### Data excerpts ###
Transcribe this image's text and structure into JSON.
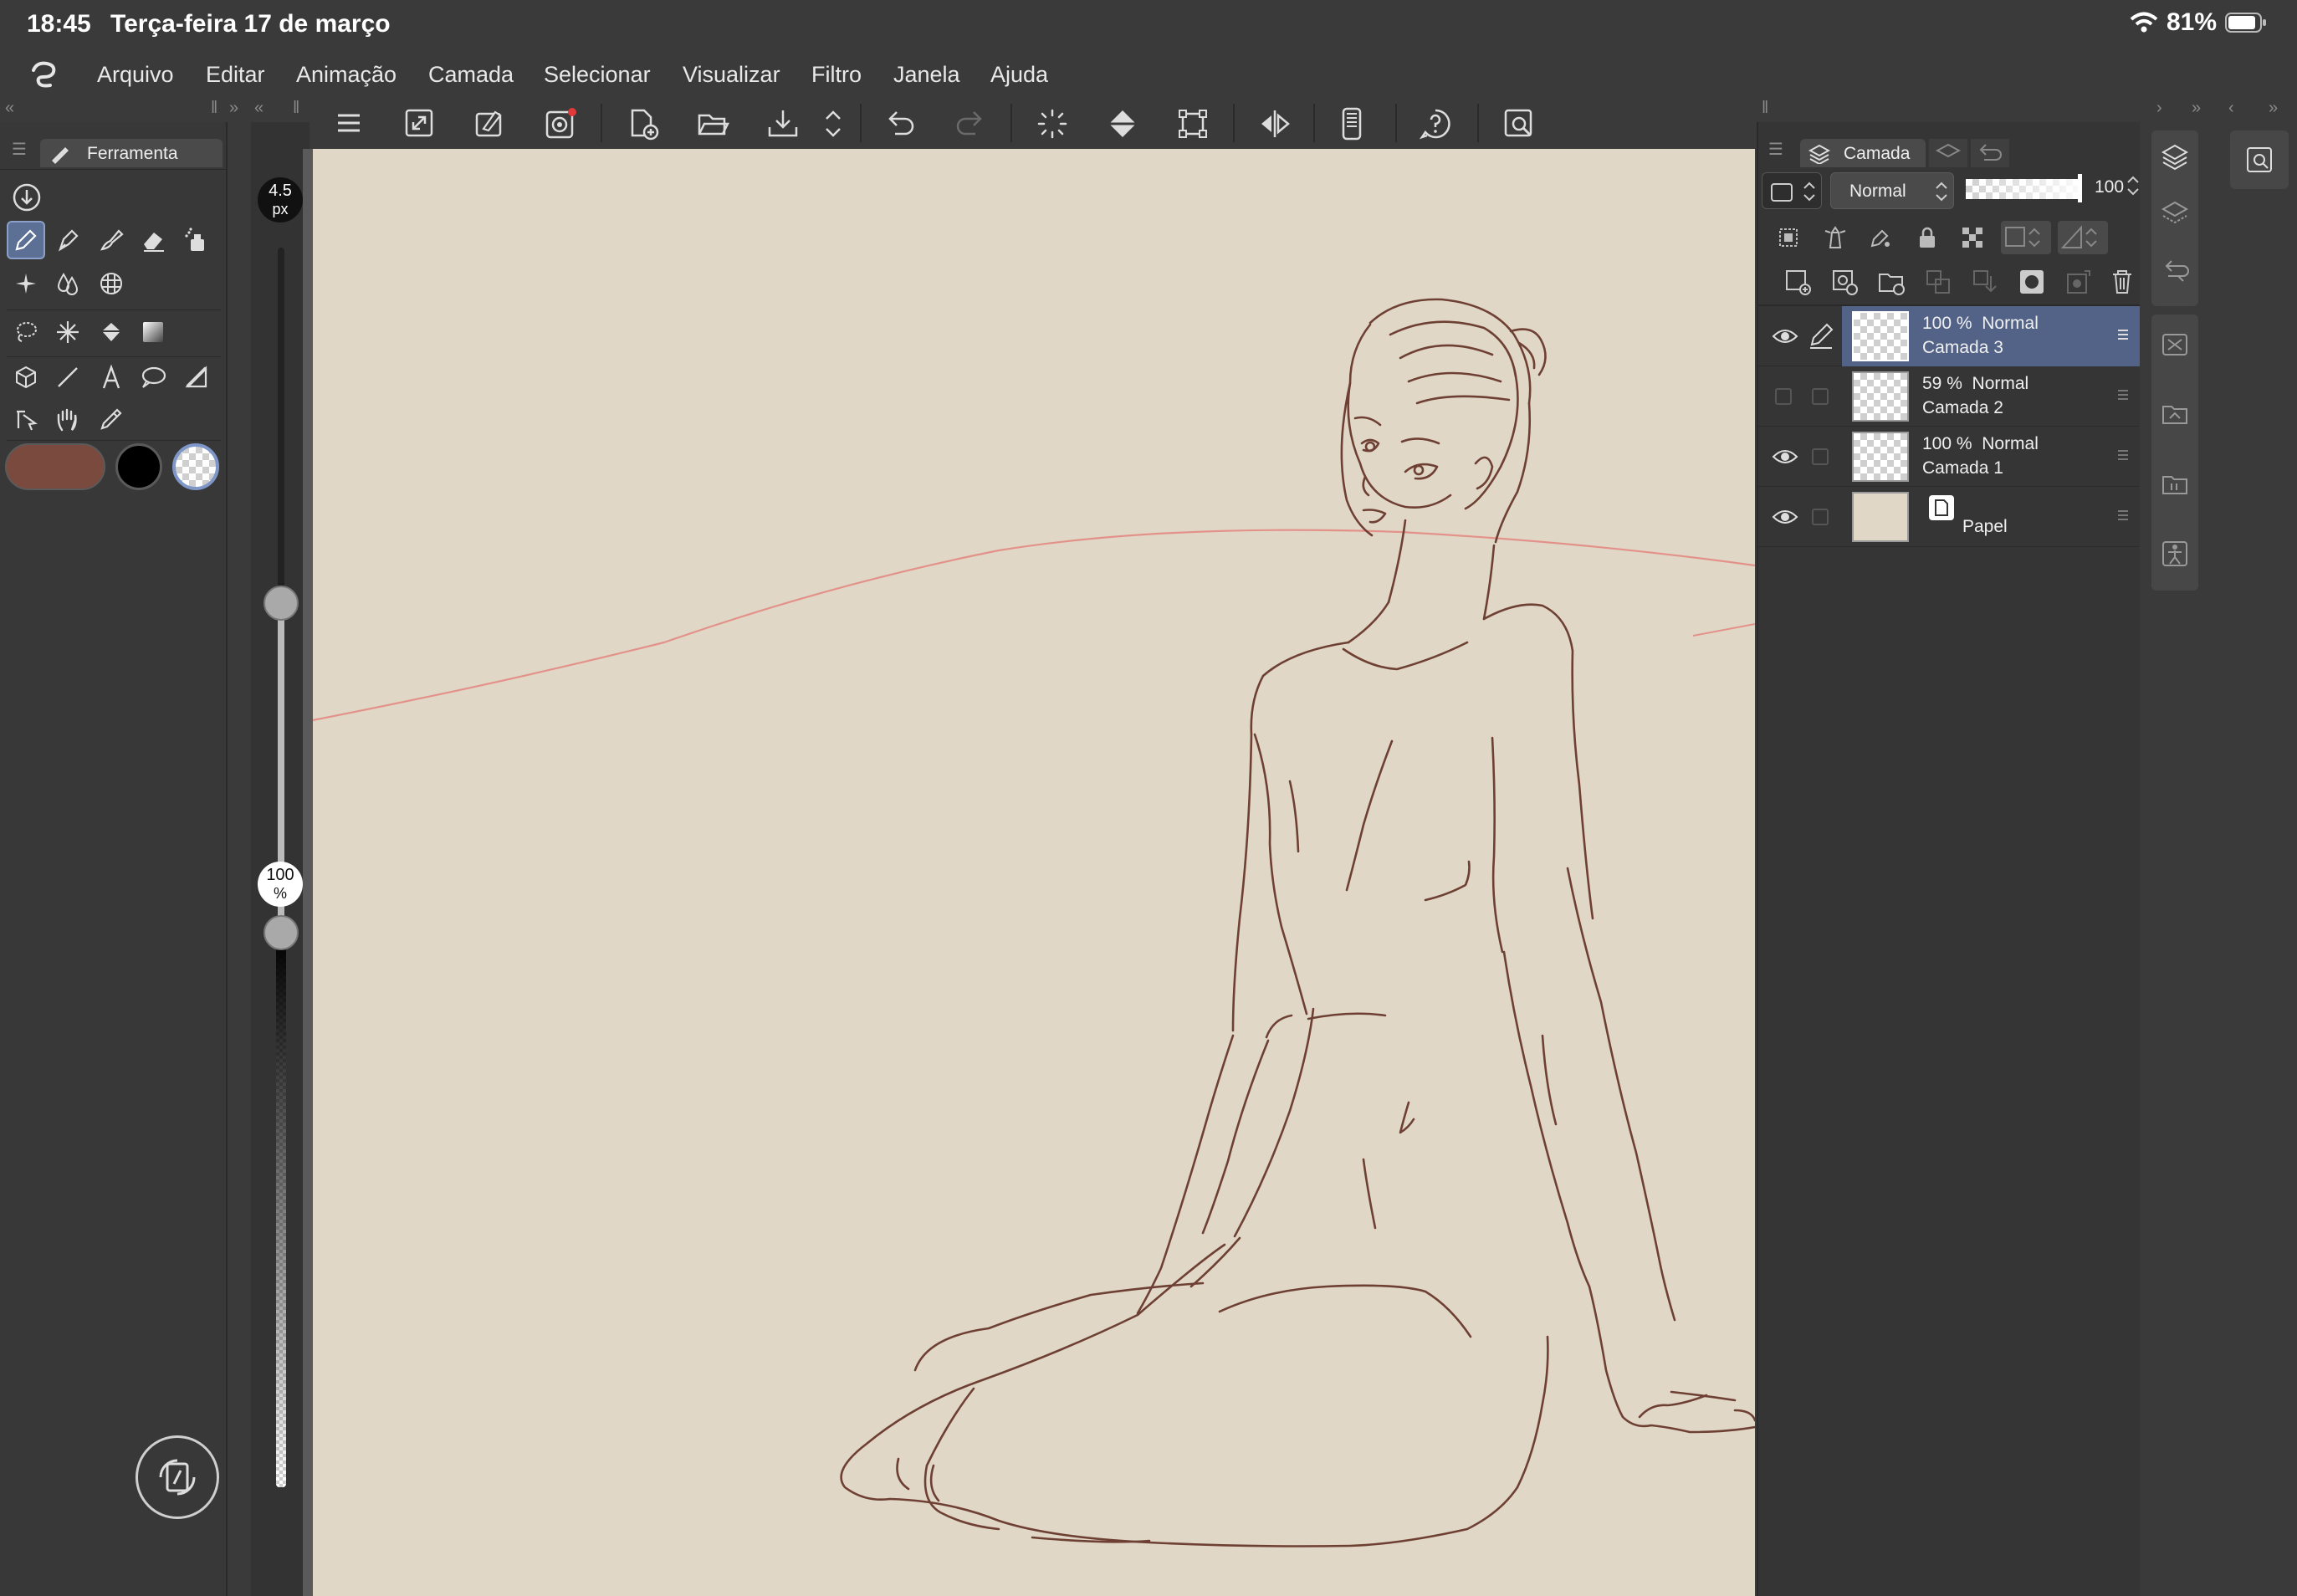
{
  "status": {
    "time": "18:45",
    "date": "Terça-feira 17 de março",
    "battery": "81%"
  },
  "menu": {
    "items": [
      "Arquivo",
      "Editar",
      "Animação",
      "Camada",
      "Selecionar",
      "Visualizar",
      "Filtro",
      "Janela",
      "Ajuda"
    ]
  },
  "tool_panel": {
    "tab_label": "Ferramenta",
    "color_main": "#7a4a3e",
    "color_sub": "#000000"
  },
  "brush": {
    "size_value": "4.5",
    "size_unit": "px",
    "opacity_value": "100",
    "opacity_unit": "%"
  },
  "layer_panel": {
    "tab_label": "Camada",
    "blend_mode": "Normal",
    "opacity": "100",
    "layers": [
      {
        "opacity": "100 %",
        "mode": "Normal",
        "name": "Camada 3",
        "visible": true,
        "selected": true
      },
      {
        "opacity": "59 %",
        "mode": "Normal",
        "name": "Camada 2",
        "visible": false,
        "selected": false
      },
      {
        "opacity": "100 %",
        "mode": "Normal",
        "name": "Camada 1",
        "visible": true,
        "selected": false
      },
      {
        "opacity": "",
        "mode": "",
        "name": "Papel",
        "visible": true,
        "selected": false
      }
    ]
  },
  "colors": {
    "canvas": "#e1d7c6",
    "sketch": "#6e4034",
    "guide": "#e3928a",
    "accent": "#536387"
  }
}
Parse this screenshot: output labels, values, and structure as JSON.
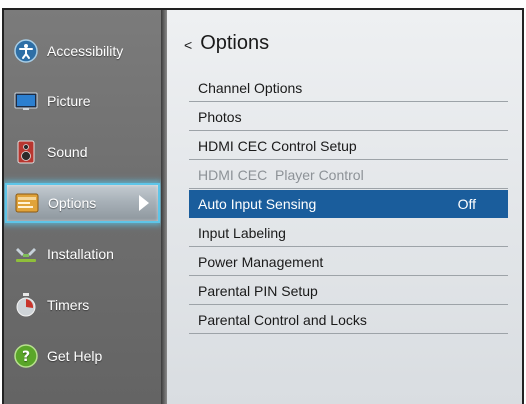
{
  "sidebar": {
    "items": [
      {
        "label": "Accessibility",
        "icon": "accessibility-icon"
      },
      {
        "label": "Picture",
        "icon": "picture-icon"
      },
      {
        "label": "Sound",
        "icon": "sound-icon"
      },
      {
        "label": "Options",
        "icon": "options-icon",
        "selected": true
      },
      {
        "label": "Installation",
        "icon": "installation-icon"
      },
      {
        "label": "Timers",
        "icon": "timers-icon"
      },
      {
        "label": "Get Help",
        "icon": "get-help-icon"
      }
    ]
  },
  "header": {
    "back_glyph": "<",
    "title": "Options"
  },
  "options": {
    "items": [
      {
        "label": "Channel Options",
        "value": ""
      },
      {
        "label": "Photos",
        "value": ""
      },
      {
        "label": "HDMI CEC Control Setup",
        "value": ""
      },
      {
        "label": "HDMI CEC  Player Control",
        "value": "",
        "disabled": true
      },
      {
        "label": "Auto Input Sensing",
        "value": "Off",
        "highlighted": true
      },
      {
        "label": "Input Labeling",
        "value": ""
      },
      {
        "label": "Power Management",
        "value": ""
      },
      {
        "label": "Parental PIN Setup",
        "value": ""
      },
      {
        "label": "Parental Control and Locks",
        "value": ""
      }
    ]
  },
  "colors": {
    "highlight": "#1a5d9c",
    "focus_glow": "#5ec5e8",
    "sidebar": "#6e6e6e"
  }
}
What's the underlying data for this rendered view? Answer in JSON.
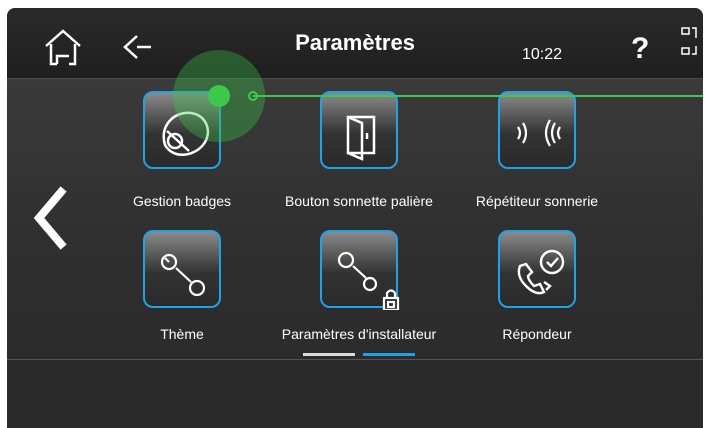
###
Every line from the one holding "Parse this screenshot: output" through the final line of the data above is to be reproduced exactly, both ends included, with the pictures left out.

- **Answer section**:
Parse this screenshot: output labels, values, and structure as JSON.
{
  "sidebar": {
    "items": [
      {
        "label": "Accessibility",
        "icon": "accessibility-icon"
      },
      {
        "label": "Picture",
        "icon": "picture-icon"
      },
      {
        "label": "Sound",
        "icon": "sound-icon"
      },
      {
        "label": "Options",
        "icon": "options-icon",
        "selected": true
      },
      {
        "label": "Installation",
        "icon": "installation-icon"
      },
      {
        "label": "Timers",
        "icon": "timers-icon"
      },
      {
        "label": "Get Help",
        "icon": "get-help-icon"
      }
    ]
  },
  "header": {
    "back_glyph": "<",
    "title": "Options"
  },
  "options": {
    "items": [
      {
        "label": "Channel Options",
        "value": ""
      },
      {
        "label": "Photos",
        "value": ""
      },
      {
        "label": "HDMI CEC Control Setup",
        "value": ""
      },
      {
        "label": "HDMI CEC  Player Control",
        "value": "",
        "disabled": true
      },
      {
        "label": "Auto Input Sensing",
        "value": "Off",
        "highlighted": true
      },
      {
        "label": "Input Labeling",
        "value": ""
      },
      {
        "label": "Power Management",
        "value": ""
      },
      {
        "label": "Parental PIN Setup",
        "value": ""
      },
      {
        "label": "Parental Control and Locks",
        "value": ""
      }
    ]
  },
  "colors": {
    "highlight": "#1a5d9c",
    "focus_glow": "#5ec5e8",
    "sidebar": "#6e6e6e"
  }
}
What's the underlying data for this rendered view? Answer in JSON.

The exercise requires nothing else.